TheMother of All Hitchcock Cinema:
Was Whistler's portrait of his own mother the inspiration for the rocking chair mother of Psycho?
One of the most powerful recurring themes in Hitchcock's films is the procession of domineering Mothers: the jealously possessive Madame Sebastian in Notorious, the evil mother figure Miss Danvers in Rebecca, the strange attachment of Cary Grant to his character's mother, Mrs. Thornhill, played by Jesse Royce Landis, an actress his own age.
And of course, there was that lasting influence of Mrs. Bates on her son Norman. Did Hitchcock's mother Emma leave a similar lasting influence on her own son?
Hitch&Alma points out some of the recurring possessive mothers in Hitchcock's films and speculatively links these references to Hitchcock's London childhood his relation with his own mother, Emma. It should be stressed that all segments of the story involving Hitchcock's childhood and the Mother character are purely invention on the author's part.
In reality, Hitchcock was nothing but the devoted son, often taking his mother Emma along on vacations with Alma. Hitchcock's father died when he was still a young boy, and a deeper attachment between mother and her youngest son naturally resulted.
Young Alfred's precocious interest in sex within the story is also probably grossly inaccurate. Commenting on the Victorian prudery that characterized his youth, Hitchcock later recounted to writer David Freeman that in his day there was hardly any mention of sex up until the first matrimonial night, if even then.
The story's characterization of Hitchcock's mother was completely drawn from the body of Hitchcock's own films. The possessive, jealous matriarch who constantly recurs throughout Hitchcock's films, would seem to be a cry of some suppressed resentment against his own mother.
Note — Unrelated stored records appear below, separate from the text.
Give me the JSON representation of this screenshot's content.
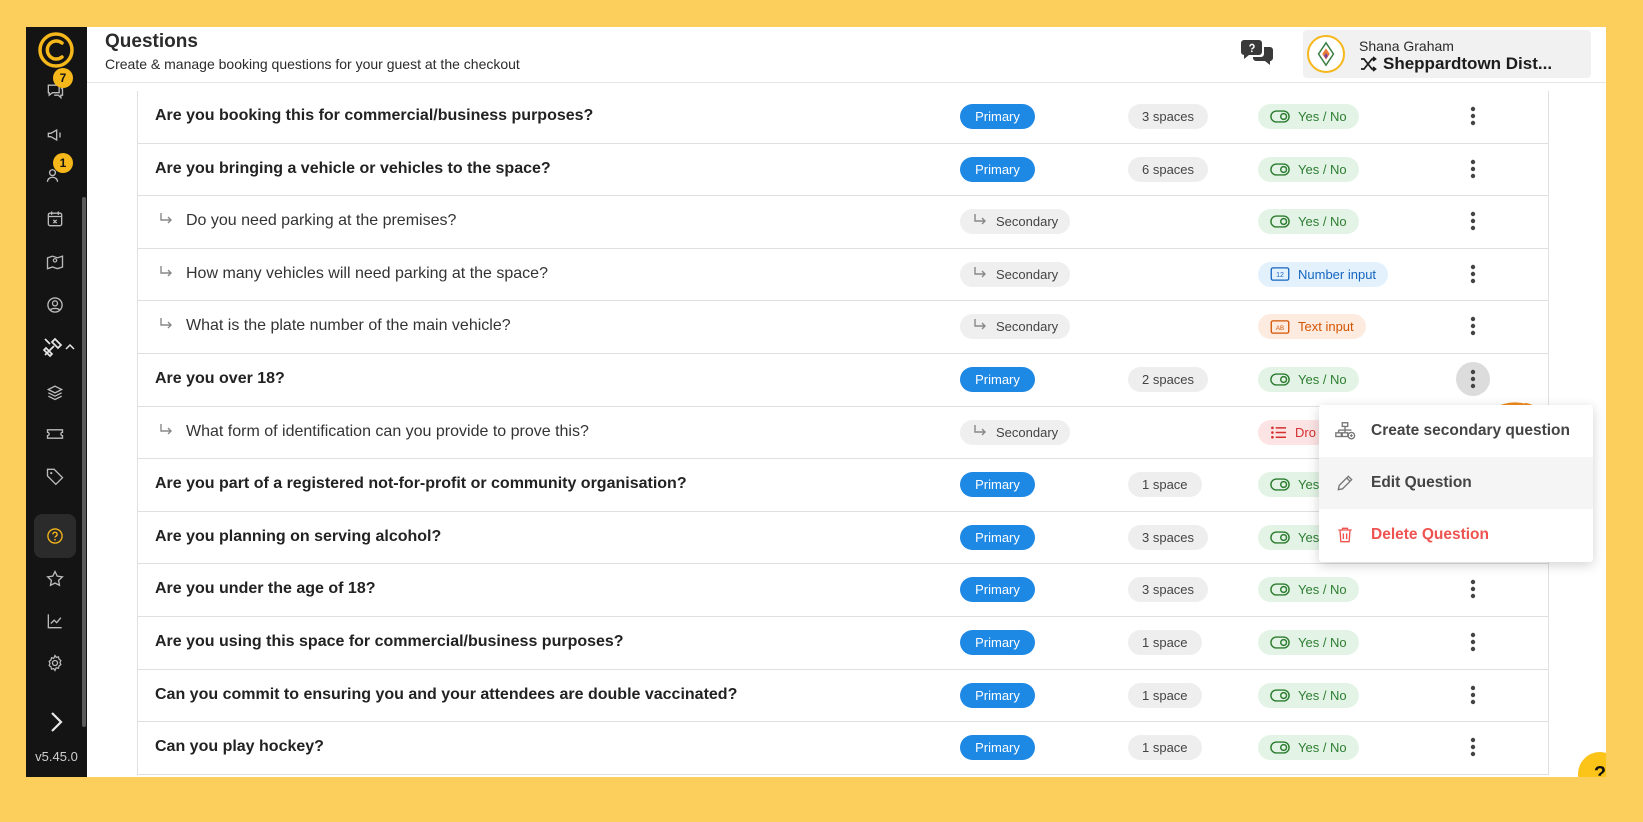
{
  "app": {
    "version": "v5.45.0"
  },
  "sidebar": {
    "badges": {
      "messages": "7",
      "users": "1"
    },
    "items": [
      {
        "name": "messages-icon"
      },
      {
        "name": "megaphone-icon"
      },
      {
        "name": "users-icon"
      },
      {
        "name": "calendar-icon"
      },
      {
        "name": "spaces-map-icon"
      },
      {
        "name": "profile-icon"
      },
      {
        "name": "tools-icon"
      },
      {
        "name": "layers-icon"
      },
      {
        "name": "ticket-icon"
      },
      {
        "name": "tag-icon"
      },
      {
        "name": "questions-icon"
      },
      {
        "name": "star-icon"
      },
      {
        "name": "chart-icon"
      },
      {
        "name": "settings-icon"
      }
    ]
  },
  "header": {
    "title": "Questions",
    "subtitle": "Create & manage booking questions for your guest at the checkout",
    "user_name": "Shana Graham",
    "venue": "Sheppardtown Dist..."
  },
  "questions": [
    {
      "text": "Are you booking this for commercial/business purposes?",
      "type": "Primary",
      "spaces": "3 spaces",
      "answer": "Yes / No",
      "answer_kind": "yesno"
    },
    {
      "text": "Are you bringing a vehicle or vehicles to the space?",
      "type": "Primary",
      "spaces": "6 spaces",
      "answer": "Yes / No",
      "answer_kind": "yesno"
    },
    {
      "text": "Do you need parking at the premises?",
      "type": "Secondary",
      "spaces": "",
      "answer": "Yes / No",
      "answer_kind": "yesno"
    },
    {
      "text": "How many vehicles will need parking at the space?",
      "type": "Secondary",
      "spaces": "",
      "answer": "Number input",
      "answer_kind": "number"
    },
    {
      "text": "What is the plate number of the main vehicle?",
      "type": "Secondary",
      "spaces": "",
      "answer": "Text input",
      "answer_kind": "text"
    },
    {
      "text": "Are you over 18?",
      "type": "Primary",
      "spaces": "2 spaces",
      "answer": "Yes / No",
      "answer_kind": "yesno"
    },
    {
      "text": "What form of identification can you provide to prove this?",
      "type": "Secondary",
      "spaces": "",
      "answer": "Dro",
      "answer_kind": "drop"
    },
    {
      "text": "Are you part of a registered not-for-profit or community organisation?",
      "type": "Primary",
      "spaces": "1 space",
      "answer": "Yes",
      "answer_kind": "yesno"
    },
    {
      "text": "Are you planning on serving alcohol?",
      "type": "Primary",
      "spaces": "3 spaces",
      "answer": "Yes",
      "answer_kind": "yesno"
    },
    {
      "text": "Are you under the age of 18?",
      "type": "Primary",
      "spaces": "3 spaces",
      "answer": "Yes / No",
      "answer_kind": "yesno"
    },
    {
      "text": "Are you using this space for commercial/business purposes?",
      "type": "Primary",
      "spaces": "1 space",
      "answer": "Yes / No",
      "answer_kind": "yesno"
    },
    {
      "text": "Can you commit to ensuring you and your attendees are double vaccinated?",
      "type": "Primary",
      "spaces": "1 space",
      "answer": "Yes / No",
      "answer_kind": "yesno"
    },
    {
      "text": "Can you play hockey?",
      "type": "Primary",
      "spaces": "1 space",
      "answer": "Yes / No",
      "answer_kind": "yesno"
    }
  ],
  "context_menu": {
    "create_secondary": "Create secondary question",
    "edit": "Edit Question",
    "delete": "Delete Question"
  },
  "help": {
    "label": "?"
  },
  "colors": {
    "background": "#fccf5c",
    "sidebar": "#141414",
    "primary_pill": "#1e88e5",
    "accent": "#f5b71a",
    "annotation": "#f08a1d",
    "danger": "#ef5350"
  }
}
In Emma Hitchcock's defense, I offer two portraits from his films that Hitchcock surely intended as sympathetic portrayals of his mother. Emma Newton, the mother and sister of the two Charlies in Shadow of a Doubt, is the archetypical self-denying gentle matriarch, around whose strength the entire family depends upon.
Emma's stark decency stands at the opposite pole to her "Merry Widow" murdering brother Charles Oakley, who's wizened cynicism reflects much of Hitchcock's own sensibility. There's a delightful scene in the beginning of the film when Emma, speaking over the phone, explains that the youngest child in any family is always spoiled. As she says this, the boy playing her youngest son lets out an exasperated sigh as he rolls his eyes upward, clearly reflecting Hitchcock's own views on the matter.
After the hyperbole of the all consuming Norma Bates in Psycho, Hitchcock's next film, The Birds, portrayed Mitch's mother in a far more favorable light. Lydia Brenner is seen as a sympathetic and vulnerable widow, "not so much afraid of being abandoned by her son, but afraid that her son would find love with another woman that she herself could not give him."
Mitch's love interest, Melanie Daniels, a worldly woman abandoned by her own mother, envies the closeness Mitch shares with his mother and goes out of her way to embrace Lydia. Perhaps this is Hitchcock's mea culpa for his many harsher portrayals of motherhood, and is a probable reflection of the harmony and accord that characterized the real life relation between Emma and Alma Hitchcock.
A reading sample from Hitch&Alma:
An interview with author of Hitch&Alma, Robert Schoen
Did Hitch have a secret collection of Outtakes? Some Photos and Posters:
Alma, the woman behind a very large man:
Hitchcock's Other Leading Ladies:
Events during the Hitchcock Centennial:
Hitch & Herrmann, artists with the same obsessive vision:
Hitch at Work:
The Perfect English Couple:
Fine Art and Hitchcock:
Readerís and Web Site Visitorís Comments:
Book description and how to order a copy of Hitch&Alma:
Links to other Great Hitchcock Web Sites: